▶ [YOUR ASSIGNMENT] Look for the word "Show". Copy every line of the listing where it occurs.

- Opening Delimiter -

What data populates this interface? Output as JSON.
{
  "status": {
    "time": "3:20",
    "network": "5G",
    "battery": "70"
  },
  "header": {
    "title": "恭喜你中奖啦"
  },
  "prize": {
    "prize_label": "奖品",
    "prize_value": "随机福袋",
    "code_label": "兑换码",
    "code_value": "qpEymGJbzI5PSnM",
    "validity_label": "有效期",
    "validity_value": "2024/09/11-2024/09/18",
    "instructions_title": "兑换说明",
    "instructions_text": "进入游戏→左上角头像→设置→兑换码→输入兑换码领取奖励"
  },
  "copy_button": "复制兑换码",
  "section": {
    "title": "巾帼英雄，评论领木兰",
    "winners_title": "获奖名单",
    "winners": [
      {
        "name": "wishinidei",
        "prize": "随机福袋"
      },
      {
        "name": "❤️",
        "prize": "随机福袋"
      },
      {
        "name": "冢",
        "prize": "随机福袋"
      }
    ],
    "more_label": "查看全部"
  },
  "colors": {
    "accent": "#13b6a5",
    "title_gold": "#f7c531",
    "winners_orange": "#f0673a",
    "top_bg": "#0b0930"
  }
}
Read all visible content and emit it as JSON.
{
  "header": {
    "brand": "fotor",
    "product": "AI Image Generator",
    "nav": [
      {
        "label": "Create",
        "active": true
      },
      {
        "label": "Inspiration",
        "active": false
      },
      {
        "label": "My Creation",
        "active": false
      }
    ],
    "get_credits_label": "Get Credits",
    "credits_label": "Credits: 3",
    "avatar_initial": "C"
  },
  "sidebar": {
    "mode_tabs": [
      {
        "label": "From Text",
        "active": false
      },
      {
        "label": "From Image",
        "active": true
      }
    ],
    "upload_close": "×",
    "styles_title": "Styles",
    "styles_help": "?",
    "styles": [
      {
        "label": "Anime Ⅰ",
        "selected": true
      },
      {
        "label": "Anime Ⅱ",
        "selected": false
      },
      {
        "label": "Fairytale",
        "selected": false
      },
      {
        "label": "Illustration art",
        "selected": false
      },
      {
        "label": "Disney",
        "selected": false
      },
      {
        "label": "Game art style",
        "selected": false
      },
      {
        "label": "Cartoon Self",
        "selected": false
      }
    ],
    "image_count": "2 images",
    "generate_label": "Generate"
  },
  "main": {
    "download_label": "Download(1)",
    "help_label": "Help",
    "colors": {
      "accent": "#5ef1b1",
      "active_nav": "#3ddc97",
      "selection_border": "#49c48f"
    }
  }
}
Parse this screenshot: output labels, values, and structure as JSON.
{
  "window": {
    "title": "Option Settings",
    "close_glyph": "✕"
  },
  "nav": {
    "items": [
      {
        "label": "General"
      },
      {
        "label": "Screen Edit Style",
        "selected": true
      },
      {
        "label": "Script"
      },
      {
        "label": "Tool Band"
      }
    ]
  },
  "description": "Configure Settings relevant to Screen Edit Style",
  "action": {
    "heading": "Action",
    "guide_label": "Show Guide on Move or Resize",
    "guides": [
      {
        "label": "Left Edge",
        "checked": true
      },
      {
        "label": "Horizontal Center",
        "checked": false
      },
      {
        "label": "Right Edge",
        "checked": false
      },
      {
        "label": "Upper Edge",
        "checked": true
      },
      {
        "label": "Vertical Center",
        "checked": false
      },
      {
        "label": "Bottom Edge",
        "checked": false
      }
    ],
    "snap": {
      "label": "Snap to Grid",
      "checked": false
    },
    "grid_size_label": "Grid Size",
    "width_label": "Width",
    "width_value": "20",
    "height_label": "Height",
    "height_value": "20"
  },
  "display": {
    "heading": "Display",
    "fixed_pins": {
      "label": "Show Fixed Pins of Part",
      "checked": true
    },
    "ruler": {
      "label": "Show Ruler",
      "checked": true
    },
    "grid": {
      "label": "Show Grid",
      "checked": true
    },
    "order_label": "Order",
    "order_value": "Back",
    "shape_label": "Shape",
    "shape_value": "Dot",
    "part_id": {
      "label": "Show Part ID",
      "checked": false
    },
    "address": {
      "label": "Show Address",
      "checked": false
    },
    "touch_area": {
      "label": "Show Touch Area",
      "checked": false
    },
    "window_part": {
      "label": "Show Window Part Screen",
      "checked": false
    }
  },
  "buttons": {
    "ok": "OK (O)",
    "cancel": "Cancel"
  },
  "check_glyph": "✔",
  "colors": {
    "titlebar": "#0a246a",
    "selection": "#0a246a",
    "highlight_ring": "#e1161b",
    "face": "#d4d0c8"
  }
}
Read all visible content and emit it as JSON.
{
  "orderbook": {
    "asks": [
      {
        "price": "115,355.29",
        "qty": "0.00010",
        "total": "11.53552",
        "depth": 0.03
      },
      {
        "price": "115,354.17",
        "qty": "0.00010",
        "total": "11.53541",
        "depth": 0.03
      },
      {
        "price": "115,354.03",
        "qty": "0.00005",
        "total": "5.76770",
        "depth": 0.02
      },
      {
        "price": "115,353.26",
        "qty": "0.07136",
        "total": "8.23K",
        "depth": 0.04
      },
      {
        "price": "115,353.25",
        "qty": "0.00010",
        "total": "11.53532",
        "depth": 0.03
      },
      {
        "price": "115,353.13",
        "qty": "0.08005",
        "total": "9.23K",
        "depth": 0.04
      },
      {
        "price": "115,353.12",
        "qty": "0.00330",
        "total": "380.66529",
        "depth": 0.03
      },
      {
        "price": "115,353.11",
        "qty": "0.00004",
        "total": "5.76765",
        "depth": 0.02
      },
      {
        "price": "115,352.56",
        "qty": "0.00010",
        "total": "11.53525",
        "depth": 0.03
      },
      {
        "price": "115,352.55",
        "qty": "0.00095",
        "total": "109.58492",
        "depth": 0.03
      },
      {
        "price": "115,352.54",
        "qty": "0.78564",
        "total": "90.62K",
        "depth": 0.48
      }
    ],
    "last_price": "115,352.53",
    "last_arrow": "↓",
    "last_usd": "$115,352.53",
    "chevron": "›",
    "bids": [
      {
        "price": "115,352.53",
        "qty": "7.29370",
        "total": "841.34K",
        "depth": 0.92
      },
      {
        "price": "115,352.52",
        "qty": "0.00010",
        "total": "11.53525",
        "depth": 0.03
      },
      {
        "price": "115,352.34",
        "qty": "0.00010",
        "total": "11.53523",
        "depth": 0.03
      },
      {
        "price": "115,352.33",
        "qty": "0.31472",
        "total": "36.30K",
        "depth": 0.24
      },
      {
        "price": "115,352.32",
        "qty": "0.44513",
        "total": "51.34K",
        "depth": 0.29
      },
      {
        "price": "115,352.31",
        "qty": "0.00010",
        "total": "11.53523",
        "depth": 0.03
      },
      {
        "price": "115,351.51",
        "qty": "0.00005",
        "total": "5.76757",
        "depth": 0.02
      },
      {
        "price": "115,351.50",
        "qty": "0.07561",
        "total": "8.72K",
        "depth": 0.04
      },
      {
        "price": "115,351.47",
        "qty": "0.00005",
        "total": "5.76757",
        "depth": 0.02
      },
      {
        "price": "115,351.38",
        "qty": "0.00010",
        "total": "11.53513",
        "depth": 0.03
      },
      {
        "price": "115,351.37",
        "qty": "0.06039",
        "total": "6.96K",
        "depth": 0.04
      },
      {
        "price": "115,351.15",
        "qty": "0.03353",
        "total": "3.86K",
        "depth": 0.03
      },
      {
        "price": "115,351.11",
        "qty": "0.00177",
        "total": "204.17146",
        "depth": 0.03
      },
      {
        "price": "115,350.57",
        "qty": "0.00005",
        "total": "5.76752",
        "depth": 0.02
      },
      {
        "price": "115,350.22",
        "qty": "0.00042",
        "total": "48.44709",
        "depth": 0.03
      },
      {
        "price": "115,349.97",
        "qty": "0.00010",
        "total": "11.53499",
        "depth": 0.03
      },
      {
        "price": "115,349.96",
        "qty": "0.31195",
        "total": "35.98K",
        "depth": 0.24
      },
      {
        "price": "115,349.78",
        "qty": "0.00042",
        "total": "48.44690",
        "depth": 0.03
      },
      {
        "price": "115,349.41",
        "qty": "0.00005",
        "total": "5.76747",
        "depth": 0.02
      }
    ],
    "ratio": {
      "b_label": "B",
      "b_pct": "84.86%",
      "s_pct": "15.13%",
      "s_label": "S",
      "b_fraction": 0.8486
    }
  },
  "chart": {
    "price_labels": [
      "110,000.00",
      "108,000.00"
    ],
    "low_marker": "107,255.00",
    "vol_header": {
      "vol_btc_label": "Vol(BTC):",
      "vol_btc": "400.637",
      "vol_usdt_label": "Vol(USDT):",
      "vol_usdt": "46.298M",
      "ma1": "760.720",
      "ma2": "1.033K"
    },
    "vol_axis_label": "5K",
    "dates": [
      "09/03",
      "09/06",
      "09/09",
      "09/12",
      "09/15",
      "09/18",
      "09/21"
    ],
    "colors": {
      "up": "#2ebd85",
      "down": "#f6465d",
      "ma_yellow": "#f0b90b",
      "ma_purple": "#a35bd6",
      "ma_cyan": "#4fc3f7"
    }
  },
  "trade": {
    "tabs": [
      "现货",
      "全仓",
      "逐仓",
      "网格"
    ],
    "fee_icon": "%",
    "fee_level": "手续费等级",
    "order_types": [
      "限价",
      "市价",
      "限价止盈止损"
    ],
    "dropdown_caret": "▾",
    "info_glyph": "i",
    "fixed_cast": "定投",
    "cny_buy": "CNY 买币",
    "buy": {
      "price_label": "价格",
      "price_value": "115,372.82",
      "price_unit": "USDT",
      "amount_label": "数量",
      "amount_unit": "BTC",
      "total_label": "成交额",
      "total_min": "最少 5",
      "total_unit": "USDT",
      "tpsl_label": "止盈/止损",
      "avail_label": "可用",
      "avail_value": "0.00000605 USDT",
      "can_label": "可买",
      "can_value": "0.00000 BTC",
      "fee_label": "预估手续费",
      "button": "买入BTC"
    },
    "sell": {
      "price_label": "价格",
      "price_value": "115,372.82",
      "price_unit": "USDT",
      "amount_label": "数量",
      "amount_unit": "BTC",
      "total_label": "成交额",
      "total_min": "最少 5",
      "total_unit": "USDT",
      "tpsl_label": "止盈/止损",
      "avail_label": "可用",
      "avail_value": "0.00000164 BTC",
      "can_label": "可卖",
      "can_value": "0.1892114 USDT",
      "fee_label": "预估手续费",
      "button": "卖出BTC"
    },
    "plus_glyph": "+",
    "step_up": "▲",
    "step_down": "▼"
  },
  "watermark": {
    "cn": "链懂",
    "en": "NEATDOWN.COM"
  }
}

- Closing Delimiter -

▶ [WRITTEN SOLUTION]
    "guide_label": "Show Guide on Move or Resize",
      "label": "Show Fixed Pins of Part",
      "label": "Show Ruler",
      "label": "Show Grid",
      "label": "Show Part ID",
      "label": "Show Address",
      "label": "Show Touch Area",
      "label": "Show Window Part Screen",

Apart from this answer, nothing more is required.